Want to register Congress.sucks? How about Target.sucks? Or Amazon.sucks? Not so fast.
Senator Jay Rockefeller of West Virginia, who chairs the Senate’s Commerce Committee, wrote a letter to ICANN today arguing that the organization which controls all of the domain name registration on the Internet should not allow companies to start registering websites with the top level domain (gTLD) of .sucks. In bold language, Rockefeller described the possible ownership of .sucks as “little more than a predatory shakedown scheme.”
“I believe any potential this gTLD might have to increase choice or competition in the domain name space is overwhelmed by the ways it will be used to unfairly defame individuals, non-profit organizations, and businesses,” he wrote.
The creation of .sucks is a part of the rush on new top level domains following ICANN’s decision to expand them past country names and old standards like .com and .net. ICANN has approved a number of new generic top-level domains, including .luxury, .photography and .plumbing.
While the agency hasn’t decided whether .sucks will eventually be approved, three companies are vying to become the authorized to register .sucks domains: Bellevue-based Donuts, Mercer Island-based Top Level Spectrum and Vox Populi Registry, a subsidiary of Canadian registrar Momentous, Inc.
Each company gives the same basic pitch: .sucks domains offer a place for people to come together and talk critically about a subject, whether that’s winter, or, perhaps, Senator Rockefeller. On the other hand, Rockefeller argues that .sucks domains won’t add much, if any, value to the Internet, and will require companies and organizations to make “defensive” registrations: buying up domains just so that other people can’t have them.
It’s entirely possible that .sucks won’t get off the ground. ICANN’s Government Advisory Committee issued early warning notices for all three companies, saying that none of them have provided “sufficient mechanisms to address the potential for a high level of defensive registrations.”
A Donuts spokesperson told GeekWire in an email that the company is working to make it easy for companies to avoid paying too much for defensive registrations. In addition to trademark protections that ICANN provides with the new gTLD system, Donuts also offers trademark holders the ability to reserve certain key terms across all of the company’s gTLDs.
“Our Domains Protected Marks List allows registrants to block the registration of important terms at a small fraction of the cost of defensively registering them in hundreds of gTLDs under Donuts management. It will cost no more to block a term in .SUCKS than in any other of our gTLDs,” the spokesperson wrote.

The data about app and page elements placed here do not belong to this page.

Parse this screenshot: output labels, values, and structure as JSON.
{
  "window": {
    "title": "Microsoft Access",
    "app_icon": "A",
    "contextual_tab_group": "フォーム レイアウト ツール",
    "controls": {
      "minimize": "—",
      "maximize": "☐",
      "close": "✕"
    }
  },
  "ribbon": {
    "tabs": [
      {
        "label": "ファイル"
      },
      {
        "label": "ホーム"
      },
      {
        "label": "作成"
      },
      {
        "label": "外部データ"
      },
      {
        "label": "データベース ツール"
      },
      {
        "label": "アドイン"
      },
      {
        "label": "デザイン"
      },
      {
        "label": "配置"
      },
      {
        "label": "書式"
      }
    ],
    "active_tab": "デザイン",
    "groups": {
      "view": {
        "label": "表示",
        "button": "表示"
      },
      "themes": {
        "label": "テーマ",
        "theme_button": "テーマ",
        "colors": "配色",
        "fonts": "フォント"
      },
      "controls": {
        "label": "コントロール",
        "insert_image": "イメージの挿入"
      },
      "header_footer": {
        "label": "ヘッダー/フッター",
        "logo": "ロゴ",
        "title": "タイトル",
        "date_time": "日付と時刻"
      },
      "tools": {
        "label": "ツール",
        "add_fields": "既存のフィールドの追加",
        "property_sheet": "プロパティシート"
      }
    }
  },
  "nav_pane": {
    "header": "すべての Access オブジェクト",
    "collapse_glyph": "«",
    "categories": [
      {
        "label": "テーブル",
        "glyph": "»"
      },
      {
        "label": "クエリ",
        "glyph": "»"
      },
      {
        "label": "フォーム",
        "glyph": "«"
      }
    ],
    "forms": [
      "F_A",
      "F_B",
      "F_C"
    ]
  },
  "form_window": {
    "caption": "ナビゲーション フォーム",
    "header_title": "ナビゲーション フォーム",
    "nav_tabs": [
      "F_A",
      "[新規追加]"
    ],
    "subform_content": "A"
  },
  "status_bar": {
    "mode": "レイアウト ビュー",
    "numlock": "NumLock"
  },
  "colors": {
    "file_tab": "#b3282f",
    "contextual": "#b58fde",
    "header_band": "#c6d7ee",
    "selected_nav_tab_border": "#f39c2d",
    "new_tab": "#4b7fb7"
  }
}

Both Donuts and Top Level Spectrum have held off on offering reservations for .sucks, but Vox Populi has forged ahead, offering trademark owners the ability to reserve a trademark for $2,500, and citizens can reserve a domain name for $250.
If Vox Populi is given the right to start registering the domains, it will cost trademark-holders $25,000 a year to keep their mark reserved with the company, something that Rockefeller criticized in his letter. While that may seem like a hefty fee, Vox Populi Registry CEO John Berard said that he thinks it’s fair for the market to decide.
“It might be said that $25,000 is a lot for a domain name, but it is far less a percentage of the cost of a marketing campaign. The success of the registry will be told in whether it is viewed as one or the other,” he wrote in an email to GeekWire.
Berard declined to say how many domains have been reserved, if any.
Top Level Spectrum did not respond to a request for comment on this piece.
Here’s Rockefeller’s full letter: